2. Convenience in Creating Lists

The second reason is that the sorted() function will return a list object after sorting the iterable in the desired order. Thus, it’s a convenient way to build a new list. However, the sort() function changes the order of the list that calls this method, which we term as sorting in place. In addition, this function implicitly returns None (sometimes, we can say it doesn’t return anything when the implicit return value is None).

Let’s consider the following hypothetical example. We start with a dictionary called sales_dict, which holds sales records for the entire year. We want to create a list of sorted records in descending order according to the sales amount.

>>> # records of sales in a dictionary
>>> sales_dict = {'Spring': 1000, 'Summer': 950, 'Fall': 1030, 'Winter': 1200}
>>>
>>> # create a list object of sales records
>>> sales_list0 = sorted(sales_dict.items(), key=lambda x: x[1], reverse=True)
>>> sales_list0
[('Winter', 1200), ('Fall', 1030), ('Spring', 1000), ('Summer', 950)]
>>>
>>> sales_list1 = list(sales_dict.items())
>>> sales_list1.sort(key=lambda x: x[1], reverse=True)
>>> sales_list1
[('Winter', 1200), ('Fall', 1030), ('Spring', 1000), ('Summer', 950)]

In the above code, we only need to have one line of code using the sorted()function to achieve the desired result. However, using the sort() function, we have to write two lines of code. Notably, we can’t combine these two lines by using the dot notation to produce the desired list object, as someone may have mistakenly thought.

>>> # combine the two lines
>>> sales_list2 = list(sales_dict.items()).sort(key=lambda x: x[1], reverse=True)
>>> sales_list2
>>> type(sales_list2)
<class 'NoneType'>
>>> print(sales_list2)
None

As shown in the above code, by combining the two lines, what we get is a None value. It’s all because the return value of the sort() function is None, not the list object that calls the function.


3. Integration With Iteration

Since the sorted() function returns the list and the sort() function returns None, what’s the implication of this difference? Well, there are many scenarios where we expect to have iterables but not NoneType objects. One such scenario is iterations, which, after all, is one critical operation we often do with list-objects.

Consider the following example. We have two dictionaries that hold scores for the first and second semesters, respectively. The goal is to create a report card that summarizes each student’s performance that is sorted by the names.

>>> # test results for the first semester
>>> results1 = {'John': 95, 'Danny': 80, 'Zack': 98}
>>>
>>> # test results for the second semester
>>> results2 = {'Danny': 84, 'Zack': 95, 'John': 88}
>>>
>>> # generate the report card
>>> for name, score in sorted(results2.items()):
... print(f'{name} | Spring: {results1[name]} | Fall: {score}')
...
Danny | Spring: 80 | Fall: 84
John | Spring: 95 | Fall: 88
Zack | Spring: 98 | Fall: 95

In the above code, we notice that neither dictionary has the desired order for our output, and thus we’ll use the sorted() function to sort the dictionary.
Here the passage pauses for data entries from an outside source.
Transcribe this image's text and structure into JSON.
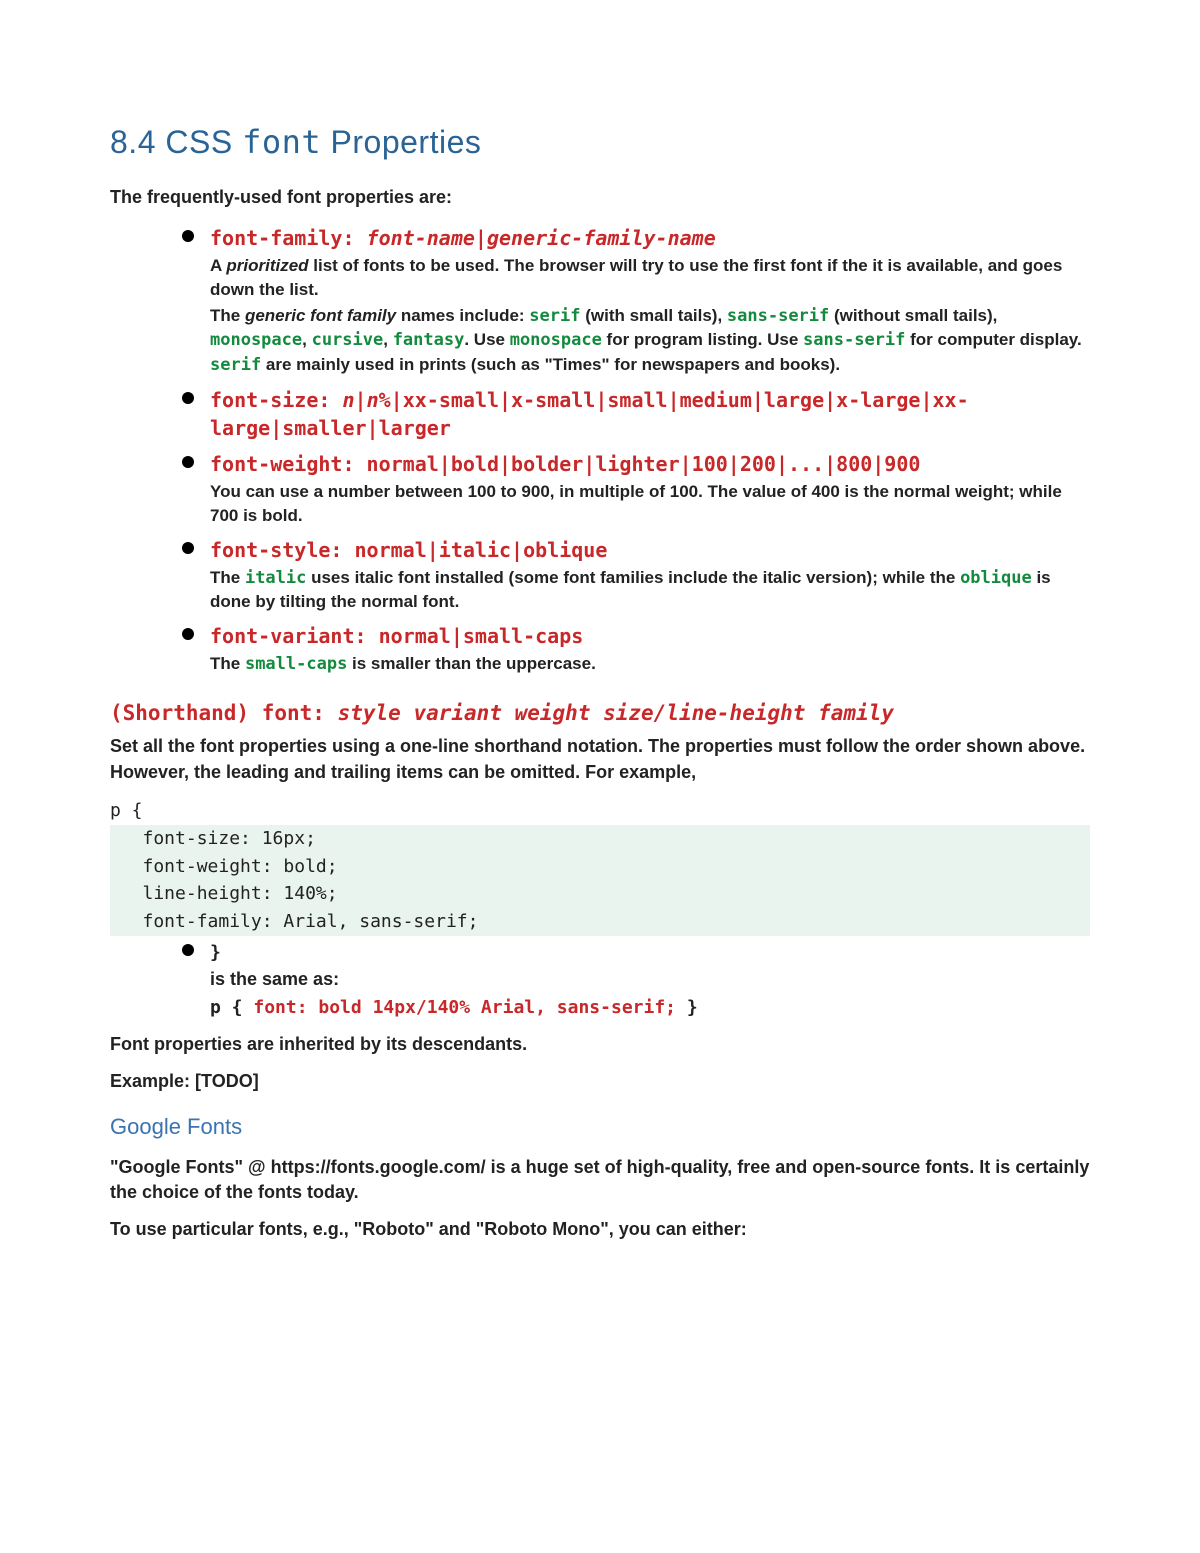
{
  "heading": {
    "number": "8.4",
    "prefix": "CSS",
    "code": "font",
    "suffix": "Properties"
  },
  "intro": "The frequently-used font properties are:",
  "props": {
    "family": {
      "sig_key": "font-family:",
      "sig_arg": "font-name|generic-family-name",
      "desc1_pre": "A ",
      "desc1_em": "prioritized",
      "desc1_post": " list of fonts to be used. The browser will try to use the first font if the it is available, and goes down the list.",
      "desc2_pre": "The ",
      "desc2_em": "generic font family",
      "desc2_mid": " names include: ",
      "kw_serif": "serif",
      "desc2_serif": " (with small tails), ",
      "kw_sans": "sans-serif",
      "desc2_sans": " (without small tails), ",
      "kw_mono": "monospace",
      "sep1": ", ",
      "kw_cursive": "cursive",
      "sep2": ", ",
      "kw_fantasy": "fantasy",
      "desc2_use1": ". Use ",
      "kw_mono2": "monospace",
      "desc2_use1b": " for program listing. Use ",
      "kw_sans2": "sans-serif",
      "desc2_use2": " for computer display. ",
      "kw_serif2": "serif",
      "desc2_tail": " are mainly used in prints (such as \"Times\" for newspapers and books)."
    },
    "size": {
      "sig_key": "font-size:",
      "sig_arg_a": "n",
      "sig_pipe1": "|",
      "sig_arg_b": "n",
      "sig_rest": "%|xx-small|x-small|small|medium|large|x-large|xx-large|smaller|larger"
    },
    "weight": {
      "sig_key": "font-weight:",
      "sig_rest": "normal|bold|bolder|lighter|100|200|...|800|900",
      "desc": "You can use a number between 100 to 900, in multiple of 100. The value of 400 is the normal weight; while 700 is bold."
    },
    "style": {
      "sig_key": "font-style:",
      "sig_rest": "normal|italic|oblique",
      "desc_pre": "The ",
      "kw_italic": "italic",
      "desc_mid": " uses italic font installed (some font families include the italic version); while the ",
      "kw_oblique": "oblique",
      "desc_post": " is done by tilting the normal font."
    },
    "variant": {
      "sig_key": "font-variant:",
      "sig_rest": "normal|small-caps",
      "desc_pre": "The ",
      "kw_smallcaps": "small-caps",
      "desc_post": " is smaller than the uppercase."
    }
  },
  "shorthand": {
    "label": "(Shorthand)",
    "key": "font:",
    "arg": "style variant weight size/line-height family",
    "desc": "Set all the font properties using a one-line shorthand notation. The properties must follow the order shown above. However, the leading and trailing items can be omitted. For example,",
    "code_open": "p {",
    "code_l1": "   font-size: 16px;",
    "code_l2": "   font-weight: bold;",
    "code_l3": "   line-height: 140%;",
    "code_l4": "   font-family: Arial, sans-serif;",
    "close_brace": "}",
    "same_as": "is the same as:",
    "one_open": "p { ",
    "one_decl": "font: bold 14px/140% Arial, sans-serif;",
    "one_close": " }"
  },
  "inherit": "Font properties are inherited by its descendants.",
  "example": "Example: [TODO]",
  "google": {
    "heading": "Google Fonts",
    "p1": "\"Google Fonts\" @ https://fonts.google.com/ is a huge set of high-quality, free and open-source fonts. It is certainly the choice of the fonts today.",
    "p2": "To use particular fonts, e.g., \"Roboto\" and \"Roboto Mono\", you can either:"
  }
}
As you can see, we can directly integrate the sorted result in the for-loop, because the sorted() function returns the sorted list.

You should probably have expected what will happen if we try to use the sort() function in this scenario. See below for more details.

>>> for name, score in list(results2.items()).sort():
... print(f'{name} | Spring: {results1[name]} | Fall: {score}')
...
Traceback (most recent call last):
File "<stdin>", line 1, in <module>
TypeError: 'NoneType' object is not iterable

Conclusion

In this article, we discussed three reasons why you should almost always use the sorted() function instead of the sort() function.

  • The sorted() function is more flexible because it works with any iterables, unlike the sort() function which only works with lists.
  • The sorted() function is a convenient way to create sorted lists.
  • The sorted() function can be conveniently integrated with iterations.